Squier Classic Modified Jazzmaster Adjustments Pt 3 Shielding Crawls Backward When Alarmed
Original Jazzmasters, along with the current US-made reissues, have got an aluminum shield under the pickguard in reducing hum. Our Squier Classic Modified ("VM" in current lingo) doesn't. I could have purchased a factory shield and put it on, but in the curiosity of economics, I figured I'd just go with the homebrew method. I masked the pickguard edges from the very best and sprayed underneath of the pickguard with 3M (I think it's 3M 44) adhesive. Discover I did this on the Crawfish Adhesive Spraying Recepticle. Then click this over here now sprayed a piece of light weight aluminum foil and attached it to the pickguard. The foil is effective - not quite as well as copper, but it's substantially cheaper. It's great for flat surfaces such as this. After that we simply trim the edges if it is dry and we've a shielded pickguard! I believe the shielding can count as Mod Three.
Now I'm going to mount the initial Squier wiring harness to the pickguard and check that it works. Mod Four that I'm doing as part of the set up, is changing out the initial rhythm circuit change for a fresh one. The new one is white. It's also a better quality Switchcraft switch. Keep in mind when I mentioned there were some little differences in mounting? Here's one. The mounting holes on the brand new switch (top one in the picture) are usually spaced a tad wider. I simply elongated the mounting holes in the pickguard a little bit to adjust. I also countersunk the screw holes - see the glowing blue arrow. The mounting screws are usually oval head and also have a nice taper under the heads. They'll sit perfectly in the countersunk holes. You can view I just achieved it manually with a countersink little bit. I could control the cut better that way than with a drill.
The green arrow points out an unexpected issue. THEREFORE I just drilled fresh holes for the bracket to fit. Rather than depart the holes I'm not really using, I stuffed them with Insta Morph moldable plastic material. Then I put a little bit of CA on the fill. When it's dry, I'll level it and touch it up with some color. Everything's mounted now and it works needlessly to say. Now I'm beginning Mod Five: tidying up the old wiring. The crimson and grey wires in the picture are shielded wires for the pickup wiring to the quantity and rhythm switch. I pulled them out in this shot to show how unnecessarily longer they're. I cut them to a shorter size. I also ungrounded one end of the shields in the process - as I mentioned in the last posting, these were improperly grounded at both ends(!). Here's Mod Six, also one of the Main Modifications: Curtis Novak pickups. These have an excellent reputation. I liked the sound clips on Curtis' site so I decided to put some in this guitar. He suggested his regular Jazzmaster alternative to the neck and Jazzmaster Unwanted fat for the bridge. Discover how two different people signed the pickups!

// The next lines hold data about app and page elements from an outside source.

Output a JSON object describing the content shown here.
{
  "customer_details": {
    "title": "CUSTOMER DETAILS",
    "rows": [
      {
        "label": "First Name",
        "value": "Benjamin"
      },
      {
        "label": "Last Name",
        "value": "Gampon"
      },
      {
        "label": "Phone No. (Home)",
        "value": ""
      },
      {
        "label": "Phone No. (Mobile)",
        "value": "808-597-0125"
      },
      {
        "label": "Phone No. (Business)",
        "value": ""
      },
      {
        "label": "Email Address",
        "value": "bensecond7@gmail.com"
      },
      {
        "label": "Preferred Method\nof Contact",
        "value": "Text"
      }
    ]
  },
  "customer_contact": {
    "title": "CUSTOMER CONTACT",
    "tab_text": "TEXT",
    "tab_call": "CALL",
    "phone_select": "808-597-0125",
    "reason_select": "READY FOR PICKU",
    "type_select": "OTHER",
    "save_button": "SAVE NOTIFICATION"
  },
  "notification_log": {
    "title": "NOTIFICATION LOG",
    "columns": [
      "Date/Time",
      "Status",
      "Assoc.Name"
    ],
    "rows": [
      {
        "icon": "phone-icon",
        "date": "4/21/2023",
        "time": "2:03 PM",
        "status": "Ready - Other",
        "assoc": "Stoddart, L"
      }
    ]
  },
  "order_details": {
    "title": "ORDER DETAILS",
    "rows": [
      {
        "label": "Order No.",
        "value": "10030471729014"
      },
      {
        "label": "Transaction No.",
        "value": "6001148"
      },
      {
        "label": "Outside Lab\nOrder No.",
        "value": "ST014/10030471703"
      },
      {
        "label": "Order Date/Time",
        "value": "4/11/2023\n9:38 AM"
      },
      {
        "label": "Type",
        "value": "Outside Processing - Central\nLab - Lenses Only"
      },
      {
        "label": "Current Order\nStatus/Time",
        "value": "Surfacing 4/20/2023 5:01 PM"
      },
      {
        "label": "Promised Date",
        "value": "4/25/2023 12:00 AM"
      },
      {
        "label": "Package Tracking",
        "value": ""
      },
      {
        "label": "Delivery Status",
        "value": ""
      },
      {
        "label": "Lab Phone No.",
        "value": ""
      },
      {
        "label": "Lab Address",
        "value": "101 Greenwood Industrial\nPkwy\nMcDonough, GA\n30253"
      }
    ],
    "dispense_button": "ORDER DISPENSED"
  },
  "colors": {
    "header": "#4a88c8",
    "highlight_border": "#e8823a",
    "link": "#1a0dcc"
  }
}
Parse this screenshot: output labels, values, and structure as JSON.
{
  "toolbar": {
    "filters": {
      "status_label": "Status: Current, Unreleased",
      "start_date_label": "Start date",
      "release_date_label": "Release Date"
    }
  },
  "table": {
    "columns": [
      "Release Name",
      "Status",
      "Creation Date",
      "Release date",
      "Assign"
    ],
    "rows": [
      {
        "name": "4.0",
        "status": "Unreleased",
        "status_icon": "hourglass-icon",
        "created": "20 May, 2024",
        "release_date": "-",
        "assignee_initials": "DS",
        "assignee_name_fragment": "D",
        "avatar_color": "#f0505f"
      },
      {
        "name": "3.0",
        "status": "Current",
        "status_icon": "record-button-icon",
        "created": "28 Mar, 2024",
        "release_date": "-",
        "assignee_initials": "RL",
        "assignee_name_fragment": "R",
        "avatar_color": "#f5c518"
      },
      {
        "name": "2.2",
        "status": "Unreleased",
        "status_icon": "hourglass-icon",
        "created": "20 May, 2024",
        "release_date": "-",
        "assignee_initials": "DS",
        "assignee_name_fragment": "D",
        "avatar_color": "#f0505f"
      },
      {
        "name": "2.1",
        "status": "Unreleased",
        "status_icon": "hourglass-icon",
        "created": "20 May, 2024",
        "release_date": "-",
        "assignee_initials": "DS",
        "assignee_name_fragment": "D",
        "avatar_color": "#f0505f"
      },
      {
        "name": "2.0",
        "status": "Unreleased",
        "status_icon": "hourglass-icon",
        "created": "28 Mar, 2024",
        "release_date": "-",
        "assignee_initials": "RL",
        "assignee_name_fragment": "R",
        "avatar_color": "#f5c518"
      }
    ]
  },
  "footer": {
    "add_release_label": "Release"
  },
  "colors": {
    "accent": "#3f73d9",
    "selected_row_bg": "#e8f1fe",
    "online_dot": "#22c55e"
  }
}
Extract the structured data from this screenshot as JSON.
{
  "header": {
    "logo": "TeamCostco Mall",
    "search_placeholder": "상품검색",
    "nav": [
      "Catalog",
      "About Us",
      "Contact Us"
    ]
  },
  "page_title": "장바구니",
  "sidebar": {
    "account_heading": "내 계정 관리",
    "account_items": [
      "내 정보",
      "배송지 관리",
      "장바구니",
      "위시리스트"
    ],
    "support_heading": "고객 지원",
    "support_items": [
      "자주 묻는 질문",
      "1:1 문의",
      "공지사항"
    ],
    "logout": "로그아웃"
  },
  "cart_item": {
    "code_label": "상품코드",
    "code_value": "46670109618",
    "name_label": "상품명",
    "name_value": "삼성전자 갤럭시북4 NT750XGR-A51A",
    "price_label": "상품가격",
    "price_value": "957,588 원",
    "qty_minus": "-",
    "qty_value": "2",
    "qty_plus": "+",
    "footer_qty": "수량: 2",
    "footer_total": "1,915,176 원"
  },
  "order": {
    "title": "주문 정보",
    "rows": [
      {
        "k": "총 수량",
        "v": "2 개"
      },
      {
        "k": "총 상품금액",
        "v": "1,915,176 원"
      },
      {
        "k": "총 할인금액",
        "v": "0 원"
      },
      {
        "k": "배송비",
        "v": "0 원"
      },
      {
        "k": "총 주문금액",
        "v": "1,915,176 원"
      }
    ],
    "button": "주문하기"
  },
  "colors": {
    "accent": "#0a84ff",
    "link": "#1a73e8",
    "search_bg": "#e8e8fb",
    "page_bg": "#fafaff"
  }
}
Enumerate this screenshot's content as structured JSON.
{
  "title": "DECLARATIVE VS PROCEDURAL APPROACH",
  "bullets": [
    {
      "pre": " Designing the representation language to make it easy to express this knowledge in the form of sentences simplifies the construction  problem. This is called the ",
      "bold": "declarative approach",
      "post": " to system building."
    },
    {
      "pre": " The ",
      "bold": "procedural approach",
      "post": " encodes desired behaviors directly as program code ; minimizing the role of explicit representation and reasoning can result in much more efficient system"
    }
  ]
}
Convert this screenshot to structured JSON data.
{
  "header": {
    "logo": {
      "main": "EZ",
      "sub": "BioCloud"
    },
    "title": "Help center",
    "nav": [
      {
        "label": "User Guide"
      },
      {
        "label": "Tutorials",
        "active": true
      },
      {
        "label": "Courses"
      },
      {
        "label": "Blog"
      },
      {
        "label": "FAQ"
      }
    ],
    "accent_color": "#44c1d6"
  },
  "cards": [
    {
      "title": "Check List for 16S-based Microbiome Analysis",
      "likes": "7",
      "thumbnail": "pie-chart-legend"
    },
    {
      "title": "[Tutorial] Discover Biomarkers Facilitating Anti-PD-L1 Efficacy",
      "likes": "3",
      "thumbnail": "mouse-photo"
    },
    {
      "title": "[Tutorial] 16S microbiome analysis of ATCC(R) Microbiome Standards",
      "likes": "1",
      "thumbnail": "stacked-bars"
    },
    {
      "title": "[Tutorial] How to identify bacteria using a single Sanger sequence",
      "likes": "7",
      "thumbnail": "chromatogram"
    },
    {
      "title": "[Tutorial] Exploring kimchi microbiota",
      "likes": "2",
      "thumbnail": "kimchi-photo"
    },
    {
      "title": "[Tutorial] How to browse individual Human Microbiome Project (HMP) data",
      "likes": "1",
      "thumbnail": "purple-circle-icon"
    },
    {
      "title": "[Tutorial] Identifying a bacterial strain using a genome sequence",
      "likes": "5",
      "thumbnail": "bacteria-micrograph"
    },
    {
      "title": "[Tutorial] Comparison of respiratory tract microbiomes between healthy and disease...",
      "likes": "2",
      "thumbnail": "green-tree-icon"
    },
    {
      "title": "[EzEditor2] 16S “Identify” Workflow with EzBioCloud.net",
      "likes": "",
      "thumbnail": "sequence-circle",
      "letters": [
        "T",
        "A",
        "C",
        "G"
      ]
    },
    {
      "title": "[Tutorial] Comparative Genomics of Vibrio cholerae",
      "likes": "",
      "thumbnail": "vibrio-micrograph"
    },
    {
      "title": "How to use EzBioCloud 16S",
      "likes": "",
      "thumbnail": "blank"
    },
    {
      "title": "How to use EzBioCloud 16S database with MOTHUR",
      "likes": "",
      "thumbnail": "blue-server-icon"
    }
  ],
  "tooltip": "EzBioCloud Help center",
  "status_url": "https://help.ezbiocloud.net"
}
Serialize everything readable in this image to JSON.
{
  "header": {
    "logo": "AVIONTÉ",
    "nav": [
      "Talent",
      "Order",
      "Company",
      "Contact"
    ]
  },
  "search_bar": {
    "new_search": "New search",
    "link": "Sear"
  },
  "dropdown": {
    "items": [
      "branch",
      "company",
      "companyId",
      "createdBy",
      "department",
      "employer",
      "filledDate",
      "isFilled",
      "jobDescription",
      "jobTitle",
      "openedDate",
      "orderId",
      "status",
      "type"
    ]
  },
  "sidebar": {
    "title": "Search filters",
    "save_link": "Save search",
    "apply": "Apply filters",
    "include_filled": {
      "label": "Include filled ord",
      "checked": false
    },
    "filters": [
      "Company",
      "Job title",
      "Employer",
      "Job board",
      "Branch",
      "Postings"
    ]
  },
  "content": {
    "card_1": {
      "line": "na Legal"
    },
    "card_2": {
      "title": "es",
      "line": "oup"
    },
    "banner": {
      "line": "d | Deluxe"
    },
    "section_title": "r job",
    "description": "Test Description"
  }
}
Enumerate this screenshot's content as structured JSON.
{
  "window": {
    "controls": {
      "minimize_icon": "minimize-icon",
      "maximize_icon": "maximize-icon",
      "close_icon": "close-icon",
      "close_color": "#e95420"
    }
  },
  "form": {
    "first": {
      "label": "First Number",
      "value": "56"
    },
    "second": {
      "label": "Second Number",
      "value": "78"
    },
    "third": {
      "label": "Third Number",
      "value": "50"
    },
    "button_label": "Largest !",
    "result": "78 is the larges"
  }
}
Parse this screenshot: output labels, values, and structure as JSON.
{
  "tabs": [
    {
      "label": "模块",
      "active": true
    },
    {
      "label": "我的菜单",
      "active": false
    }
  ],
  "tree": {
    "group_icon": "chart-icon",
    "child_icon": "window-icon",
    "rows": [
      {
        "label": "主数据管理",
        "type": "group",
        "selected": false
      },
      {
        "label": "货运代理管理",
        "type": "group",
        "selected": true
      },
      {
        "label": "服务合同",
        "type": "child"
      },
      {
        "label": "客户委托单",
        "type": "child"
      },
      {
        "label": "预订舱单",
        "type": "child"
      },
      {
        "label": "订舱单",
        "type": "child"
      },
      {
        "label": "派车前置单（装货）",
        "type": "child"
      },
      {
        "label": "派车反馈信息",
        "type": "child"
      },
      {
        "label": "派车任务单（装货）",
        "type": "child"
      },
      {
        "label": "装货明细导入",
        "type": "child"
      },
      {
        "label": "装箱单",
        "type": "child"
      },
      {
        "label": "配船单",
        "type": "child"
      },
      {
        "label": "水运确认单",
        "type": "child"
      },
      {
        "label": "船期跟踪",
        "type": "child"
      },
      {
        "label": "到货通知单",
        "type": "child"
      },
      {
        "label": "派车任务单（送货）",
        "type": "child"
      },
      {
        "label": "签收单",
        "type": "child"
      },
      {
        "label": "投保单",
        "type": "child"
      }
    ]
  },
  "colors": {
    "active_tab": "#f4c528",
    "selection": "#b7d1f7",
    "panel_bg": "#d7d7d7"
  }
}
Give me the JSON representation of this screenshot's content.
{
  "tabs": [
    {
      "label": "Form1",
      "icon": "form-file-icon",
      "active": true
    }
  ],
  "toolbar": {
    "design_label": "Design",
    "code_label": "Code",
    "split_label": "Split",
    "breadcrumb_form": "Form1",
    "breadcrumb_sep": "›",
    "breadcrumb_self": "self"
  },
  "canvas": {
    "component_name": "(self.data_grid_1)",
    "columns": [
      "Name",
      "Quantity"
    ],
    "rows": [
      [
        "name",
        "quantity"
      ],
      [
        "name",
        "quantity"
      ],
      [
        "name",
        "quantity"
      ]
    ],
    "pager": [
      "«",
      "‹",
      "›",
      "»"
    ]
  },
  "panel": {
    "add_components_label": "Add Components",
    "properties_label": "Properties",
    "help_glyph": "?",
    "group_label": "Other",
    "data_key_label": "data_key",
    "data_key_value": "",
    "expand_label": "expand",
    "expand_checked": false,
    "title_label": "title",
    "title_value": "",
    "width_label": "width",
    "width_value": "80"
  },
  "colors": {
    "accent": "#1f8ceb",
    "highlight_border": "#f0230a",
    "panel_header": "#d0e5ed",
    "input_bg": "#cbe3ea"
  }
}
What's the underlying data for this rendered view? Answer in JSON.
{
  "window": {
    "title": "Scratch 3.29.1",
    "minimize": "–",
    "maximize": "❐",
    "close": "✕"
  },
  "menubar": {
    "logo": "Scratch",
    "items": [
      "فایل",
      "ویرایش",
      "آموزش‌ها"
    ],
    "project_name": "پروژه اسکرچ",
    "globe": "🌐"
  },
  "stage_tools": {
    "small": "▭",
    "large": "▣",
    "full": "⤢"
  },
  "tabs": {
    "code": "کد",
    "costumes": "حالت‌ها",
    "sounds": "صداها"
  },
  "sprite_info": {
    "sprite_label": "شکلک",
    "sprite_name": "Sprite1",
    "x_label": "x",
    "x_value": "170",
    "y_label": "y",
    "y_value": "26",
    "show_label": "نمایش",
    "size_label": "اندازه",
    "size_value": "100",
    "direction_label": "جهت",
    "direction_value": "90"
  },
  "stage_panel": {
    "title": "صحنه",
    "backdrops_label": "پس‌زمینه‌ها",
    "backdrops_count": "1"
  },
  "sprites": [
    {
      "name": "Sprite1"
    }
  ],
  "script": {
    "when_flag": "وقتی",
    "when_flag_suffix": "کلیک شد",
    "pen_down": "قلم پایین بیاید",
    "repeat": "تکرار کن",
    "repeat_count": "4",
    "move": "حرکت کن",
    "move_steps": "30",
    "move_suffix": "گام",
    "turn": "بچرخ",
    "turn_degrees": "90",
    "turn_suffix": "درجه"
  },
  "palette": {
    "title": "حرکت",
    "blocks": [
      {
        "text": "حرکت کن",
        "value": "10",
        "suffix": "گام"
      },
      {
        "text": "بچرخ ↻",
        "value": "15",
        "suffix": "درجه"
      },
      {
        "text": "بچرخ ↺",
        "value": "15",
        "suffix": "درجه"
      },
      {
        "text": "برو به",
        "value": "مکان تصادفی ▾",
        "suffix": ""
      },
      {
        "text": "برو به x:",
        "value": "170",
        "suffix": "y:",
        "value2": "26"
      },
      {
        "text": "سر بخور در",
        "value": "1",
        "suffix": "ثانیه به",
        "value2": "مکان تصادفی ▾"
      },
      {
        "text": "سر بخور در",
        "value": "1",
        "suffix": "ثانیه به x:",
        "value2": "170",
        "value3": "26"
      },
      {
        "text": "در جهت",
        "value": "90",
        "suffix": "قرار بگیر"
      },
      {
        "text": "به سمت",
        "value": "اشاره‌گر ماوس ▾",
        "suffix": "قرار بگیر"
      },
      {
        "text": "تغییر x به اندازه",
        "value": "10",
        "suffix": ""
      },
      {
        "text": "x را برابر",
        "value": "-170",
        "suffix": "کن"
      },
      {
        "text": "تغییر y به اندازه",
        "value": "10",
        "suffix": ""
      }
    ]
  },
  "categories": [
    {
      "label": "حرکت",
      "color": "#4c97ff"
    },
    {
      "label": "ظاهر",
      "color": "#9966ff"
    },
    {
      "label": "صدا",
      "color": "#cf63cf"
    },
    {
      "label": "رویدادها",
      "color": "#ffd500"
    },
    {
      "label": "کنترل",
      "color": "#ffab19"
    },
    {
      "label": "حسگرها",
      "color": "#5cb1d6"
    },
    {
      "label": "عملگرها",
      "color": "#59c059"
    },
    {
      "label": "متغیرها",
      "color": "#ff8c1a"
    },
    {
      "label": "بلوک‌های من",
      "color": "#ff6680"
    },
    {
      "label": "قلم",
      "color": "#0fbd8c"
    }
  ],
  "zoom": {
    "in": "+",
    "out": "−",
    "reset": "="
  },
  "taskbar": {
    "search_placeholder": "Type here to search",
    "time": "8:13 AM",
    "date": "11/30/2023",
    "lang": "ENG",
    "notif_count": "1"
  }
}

The upward side will be that with a tube amp, you may get a little combo of around 40-50 watts that is therefore loud that you can't stay static in the same space with it when it is cranked to 8, and will allow you to get evicted at that volume level. In today's world, there is absolutely no music location where you will need that much strength. 5. YOUR Fingertips - A significant part of your sound actually comes from your method, and the way you contact the strings. This involves a substantial amount of experimentation to get dialed in. 6. PEDALS & EFFECTS - This is so far down on the list for a BIG reason. Pedals and results improve your tone. They do not generate your tone. YOU CAN NOT MASK TERRIBLE TONE WITH A PILE OF Results. I had been at a concert about 2 weeks ago and a good steel band was enjoying. The guitar player had among those $300 half stacks that you can pick up at the "huge box" music stores all day long.